A puppy’s physical developing process can be interrupted from heartworms. And important nutrients from the food a puppy eats can be absorbed by heartworms, instead of being utilized by the dog’s system for growth and good health. Heartworm disease may cause a combination of medical problems in the same dog these include impaired function of the heart, lungs, liver and kidneys.
Another important concern to worry about when it comes to these types of worms is if you have children. You should take the extra precaution necessary because certain types of parasites that are found inside puppies and dogs can be transmitted to your kids. As a good rule of thumb, always walk your dog or puppy through clean areas outside and do not let him sniff at any dog poop that is laying around as this can cause transmission of parasites.

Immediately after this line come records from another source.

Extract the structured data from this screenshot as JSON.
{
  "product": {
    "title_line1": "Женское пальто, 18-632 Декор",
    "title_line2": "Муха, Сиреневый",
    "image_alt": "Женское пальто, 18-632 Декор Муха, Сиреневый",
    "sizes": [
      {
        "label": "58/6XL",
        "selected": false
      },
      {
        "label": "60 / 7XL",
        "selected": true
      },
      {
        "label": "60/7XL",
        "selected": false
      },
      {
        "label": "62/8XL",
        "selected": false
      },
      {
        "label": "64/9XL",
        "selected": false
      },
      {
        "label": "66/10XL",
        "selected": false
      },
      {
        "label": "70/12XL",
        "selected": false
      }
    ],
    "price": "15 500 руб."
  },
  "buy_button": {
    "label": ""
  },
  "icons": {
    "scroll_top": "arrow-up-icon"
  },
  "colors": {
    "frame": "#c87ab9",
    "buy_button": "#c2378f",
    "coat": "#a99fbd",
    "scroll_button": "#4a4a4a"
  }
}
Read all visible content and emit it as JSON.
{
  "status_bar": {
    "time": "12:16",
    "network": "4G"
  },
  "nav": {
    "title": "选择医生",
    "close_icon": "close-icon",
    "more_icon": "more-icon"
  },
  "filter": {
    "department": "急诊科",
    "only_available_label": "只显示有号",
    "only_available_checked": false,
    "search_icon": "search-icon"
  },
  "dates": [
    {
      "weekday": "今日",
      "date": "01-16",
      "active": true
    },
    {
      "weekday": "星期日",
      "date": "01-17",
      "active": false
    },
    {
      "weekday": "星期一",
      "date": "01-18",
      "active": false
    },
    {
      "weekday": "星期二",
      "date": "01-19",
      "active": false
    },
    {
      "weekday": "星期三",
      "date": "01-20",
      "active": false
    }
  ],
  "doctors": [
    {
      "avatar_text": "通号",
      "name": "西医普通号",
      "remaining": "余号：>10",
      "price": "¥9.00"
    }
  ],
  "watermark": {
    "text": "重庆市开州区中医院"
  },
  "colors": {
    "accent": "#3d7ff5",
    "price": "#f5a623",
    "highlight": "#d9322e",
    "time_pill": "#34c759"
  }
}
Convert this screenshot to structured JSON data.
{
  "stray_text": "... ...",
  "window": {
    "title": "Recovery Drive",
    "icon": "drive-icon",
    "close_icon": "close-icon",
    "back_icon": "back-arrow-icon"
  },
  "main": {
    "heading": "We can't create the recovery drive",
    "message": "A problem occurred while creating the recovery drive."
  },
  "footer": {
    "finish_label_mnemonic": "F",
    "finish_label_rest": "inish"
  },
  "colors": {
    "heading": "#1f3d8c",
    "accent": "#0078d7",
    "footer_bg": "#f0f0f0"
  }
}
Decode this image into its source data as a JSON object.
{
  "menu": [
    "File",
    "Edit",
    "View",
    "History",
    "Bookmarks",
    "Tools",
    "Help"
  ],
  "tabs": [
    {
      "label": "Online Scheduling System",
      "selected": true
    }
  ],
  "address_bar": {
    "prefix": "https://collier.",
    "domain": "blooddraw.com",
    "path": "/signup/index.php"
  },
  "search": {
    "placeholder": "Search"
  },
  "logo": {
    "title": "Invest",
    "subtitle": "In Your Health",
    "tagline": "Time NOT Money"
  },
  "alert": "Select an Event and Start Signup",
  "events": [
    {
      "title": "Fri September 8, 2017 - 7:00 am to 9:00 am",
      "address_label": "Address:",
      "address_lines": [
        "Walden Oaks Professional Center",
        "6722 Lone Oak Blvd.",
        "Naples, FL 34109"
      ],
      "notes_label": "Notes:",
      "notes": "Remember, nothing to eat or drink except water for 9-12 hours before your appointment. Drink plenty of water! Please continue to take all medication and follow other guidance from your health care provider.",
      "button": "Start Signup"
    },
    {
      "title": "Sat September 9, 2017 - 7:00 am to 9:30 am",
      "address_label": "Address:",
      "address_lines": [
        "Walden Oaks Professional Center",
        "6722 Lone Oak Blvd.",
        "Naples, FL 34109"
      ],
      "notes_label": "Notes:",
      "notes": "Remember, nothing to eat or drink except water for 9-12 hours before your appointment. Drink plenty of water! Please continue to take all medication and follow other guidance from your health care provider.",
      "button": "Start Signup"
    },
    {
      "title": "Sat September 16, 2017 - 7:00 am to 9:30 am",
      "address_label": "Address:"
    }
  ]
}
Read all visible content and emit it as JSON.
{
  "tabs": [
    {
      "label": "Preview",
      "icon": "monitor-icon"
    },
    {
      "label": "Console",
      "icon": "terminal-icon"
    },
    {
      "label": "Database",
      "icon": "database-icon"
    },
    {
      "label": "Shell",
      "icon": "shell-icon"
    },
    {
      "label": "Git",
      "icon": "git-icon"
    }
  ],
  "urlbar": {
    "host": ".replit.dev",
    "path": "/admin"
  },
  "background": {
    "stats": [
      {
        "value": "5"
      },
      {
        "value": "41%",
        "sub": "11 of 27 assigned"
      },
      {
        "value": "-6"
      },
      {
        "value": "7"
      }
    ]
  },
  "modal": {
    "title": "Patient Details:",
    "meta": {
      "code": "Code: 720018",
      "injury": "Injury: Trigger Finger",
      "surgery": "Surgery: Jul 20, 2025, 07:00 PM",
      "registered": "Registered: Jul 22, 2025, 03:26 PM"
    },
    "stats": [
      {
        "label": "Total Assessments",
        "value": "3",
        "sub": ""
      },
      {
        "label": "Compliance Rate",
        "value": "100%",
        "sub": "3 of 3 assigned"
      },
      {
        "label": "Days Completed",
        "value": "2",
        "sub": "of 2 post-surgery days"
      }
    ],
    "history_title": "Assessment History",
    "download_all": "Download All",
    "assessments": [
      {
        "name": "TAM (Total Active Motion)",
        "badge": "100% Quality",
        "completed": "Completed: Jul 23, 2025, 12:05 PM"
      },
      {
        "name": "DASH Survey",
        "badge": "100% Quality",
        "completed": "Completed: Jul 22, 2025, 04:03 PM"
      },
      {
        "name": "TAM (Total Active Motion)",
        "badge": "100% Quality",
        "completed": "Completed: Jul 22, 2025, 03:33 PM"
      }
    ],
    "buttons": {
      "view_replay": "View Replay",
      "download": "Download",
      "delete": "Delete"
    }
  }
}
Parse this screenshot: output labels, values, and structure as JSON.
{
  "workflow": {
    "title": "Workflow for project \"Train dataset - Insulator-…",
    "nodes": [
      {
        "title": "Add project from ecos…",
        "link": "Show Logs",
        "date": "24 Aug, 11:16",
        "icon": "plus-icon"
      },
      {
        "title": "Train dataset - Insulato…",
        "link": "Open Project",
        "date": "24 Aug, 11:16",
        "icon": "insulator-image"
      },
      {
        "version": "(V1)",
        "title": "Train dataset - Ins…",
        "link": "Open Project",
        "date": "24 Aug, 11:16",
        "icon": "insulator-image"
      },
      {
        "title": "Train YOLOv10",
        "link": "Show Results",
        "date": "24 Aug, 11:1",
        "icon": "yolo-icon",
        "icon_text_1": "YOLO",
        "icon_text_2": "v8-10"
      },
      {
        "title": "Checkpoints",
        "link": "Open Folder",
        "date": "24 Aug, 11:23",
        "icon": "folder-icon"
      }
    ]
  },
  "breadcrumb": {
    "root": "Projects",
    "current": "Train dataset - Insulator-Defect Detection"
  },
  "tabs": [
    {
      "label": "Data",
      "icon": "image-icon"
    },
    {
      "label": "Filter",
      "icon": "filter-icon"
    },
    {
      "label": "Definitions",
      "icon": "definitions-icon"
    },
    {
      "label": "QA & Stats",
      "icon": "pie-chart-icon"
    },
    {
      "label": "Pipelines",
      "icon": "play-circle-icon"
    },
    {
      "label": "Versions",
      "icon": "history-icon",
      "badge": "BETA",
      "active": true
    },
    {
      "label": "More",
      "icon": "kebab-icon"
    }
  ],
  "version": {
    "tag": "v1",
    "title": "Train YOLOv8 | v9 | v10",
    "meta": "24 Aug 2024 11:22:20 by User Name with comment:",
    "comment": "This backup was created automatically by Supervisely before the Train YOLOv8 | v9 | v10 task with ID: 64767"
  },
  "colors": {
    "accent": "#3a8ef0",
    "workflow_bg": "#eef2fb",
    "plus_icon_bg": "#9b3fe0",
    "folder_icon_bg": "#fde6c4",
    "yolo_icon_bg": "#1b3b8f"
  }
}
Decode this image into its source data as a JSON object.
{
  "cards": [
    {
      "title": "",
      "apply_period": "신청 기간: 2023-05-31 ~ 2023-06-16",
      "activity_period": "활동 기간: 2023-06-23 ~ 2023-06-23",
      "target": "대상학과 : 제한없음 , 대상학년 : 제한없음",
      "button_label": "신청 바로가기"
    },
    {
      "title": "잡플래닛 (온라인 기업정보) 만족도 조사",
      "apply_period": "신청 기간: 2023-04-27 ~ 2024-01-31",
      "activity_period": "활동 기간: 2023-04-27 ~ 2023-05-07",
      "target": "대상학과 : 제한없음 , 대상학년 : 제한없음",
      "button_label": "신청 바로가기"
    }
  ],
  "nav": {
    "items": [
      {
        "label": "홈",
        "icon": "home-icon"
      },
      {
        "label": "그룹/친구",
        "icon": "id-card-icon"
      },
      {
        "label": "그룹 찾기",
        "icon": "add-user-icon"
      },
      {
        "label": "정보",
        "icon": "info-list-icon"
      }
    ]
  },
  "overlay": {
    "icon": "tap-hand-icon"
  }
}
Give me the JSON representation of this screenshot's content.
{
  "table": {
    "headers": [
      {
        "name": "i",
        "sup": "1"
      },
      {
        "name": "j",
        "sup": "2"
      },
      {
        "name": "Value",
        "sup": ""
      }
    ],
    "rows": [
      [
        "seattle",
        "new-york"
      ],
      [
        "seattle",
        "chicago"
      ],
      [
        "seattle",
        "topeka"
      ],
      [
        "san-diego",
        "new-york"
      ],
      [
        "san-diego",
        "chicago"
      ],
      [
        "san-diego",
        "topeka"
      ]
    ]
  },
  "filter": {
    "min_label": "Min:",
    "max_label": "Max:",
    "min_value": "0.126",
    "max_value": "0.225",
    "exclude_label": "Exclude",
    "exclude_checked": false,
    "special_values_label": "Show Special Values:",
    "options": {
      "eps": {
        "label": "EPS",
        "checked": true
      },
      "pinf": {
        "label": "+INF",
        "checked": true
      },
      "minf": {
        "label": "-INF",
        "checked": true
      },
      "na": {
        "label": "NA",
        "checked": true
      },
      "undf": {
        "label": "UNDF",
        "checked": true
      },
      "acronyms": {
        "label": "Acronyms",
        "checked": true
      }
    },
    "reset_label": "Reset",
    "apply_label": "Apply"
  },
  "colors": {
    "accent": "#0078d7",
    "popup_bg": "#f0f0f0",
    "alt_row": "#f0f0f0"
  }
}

Heartworm infection in dogs is widely distributed throughout the United States. It has been found in dogs living in every state of the USA. In most areas, infections are diagnosed between the ages of three and eight years old. There is a higher incidence of heartworm infection from locations with hotter climates with high levels of humidity. Where there is a mosquito there is the possibility of a heartworm infection.
As you can clearly understand by now, it is better to take preventative measures against heartworms rather than discover them after they have already infested your dog. While treatment of canine heartworm disease is usually successful, prevention of the disease is much safer and more economical.
Fortunately, preventative action against heartworms is a very simple procedure. There are a variety of options for preventing these worms in dogs, including monthly tablets, chewables and topicals. These products are extremely effective but, must be administered properly on a timely schedule. Depending on where you live you may need to treat your dog for heartworm year-round.
The American Heartworm Society currently recommends year-round prevention, even in areas where mosquitos are seasonal. Their rational is that most monthly heartworm preventives help prevent other worms in dogs, too. This helps to prevent infection not only for dogs, but for their caregivers as well. Check with your veterinarian regarding local recommendations.